*** DATA SUPPLIED Section Begins ***

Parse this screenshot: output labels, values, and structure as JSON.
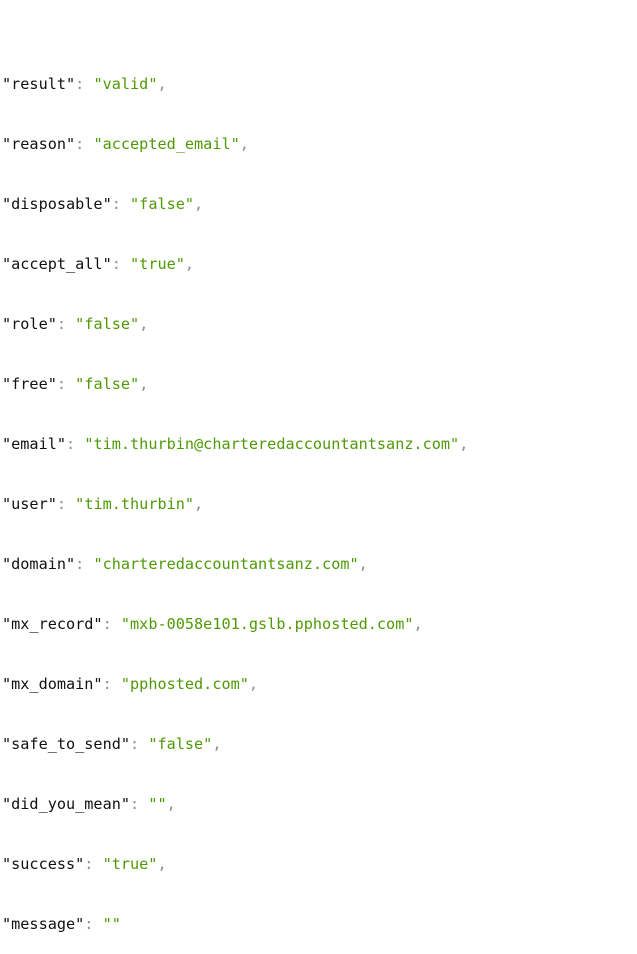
{
  "colors": {
    "key": "#111111",
    "punctuation": "#8f8f8f",
    "string_value": "#4e9a06",
    "background": "#ffffff"
  },
  "lines": [
    {
      "key": "\"result\"",
      "value": "\"valid\"",
      "trailing": ","
    },
    {
      "key": "\"reason\"",
      "value": "\"accepted_email\"",
      "trailing": ","
    },
    {
      "key": "\"disposable\"",
      "value": "\"false\"",
      "trailing": ","
    },
    {
      "key": "\"accept_all\"",
      "value": "\"true\"",
      "trailing": ","
    },
    {
      "key": "\"role\"",
      "value": "\"false\"",
      "trailing": ","
    },
    {
      "key": "\"free\"",
      "value": "\"false\"",
      "trailing": ","
    },
    {
      "key": "\"email\"",
      "value": "\"tim.thurbin@charteredaccountantsanz.com\"",
      "trailing": ","
    },
    {
      "key": "\"user\"",
      "value": "\"tim.thurbin\"",
      "trailing": ","
    },
    {
      "key": "\"domain\"",
      "value": "\"charteredaccountantsanz.com\"",
      "trailing": ","
    },
    {
      "key": "\"mx_record\"",
      "value": "\"mxb-0058e101.gslb.pphosted.com\"",
      "trailing": ","
    },
    {
      "key": "\"mx_domain\"",
      "value": "\"pphosted.com\"",
      "trailing": ","
    },
    {
      "key": "\"safe_to_send\"",
      "value": "\"false\"",
      "trailing": ","
    },
    {
      "key": "\"did_you_mean\"",
      "value": "\"\"",
      "trailing": ","
    },
    {
      "key": "\"success\"",
      "value": "\"true\"",
      "trailing": ","
    },
    {
      "key": "\"message\"",
      "value": "\"\"",
      "trailing": ""
    }
  ],
  "separator": ": "
}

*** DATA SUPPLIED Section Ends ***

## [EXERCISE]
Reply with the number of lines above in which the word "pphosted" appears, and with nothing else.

## [RESPONSE TO THIS TASK]
2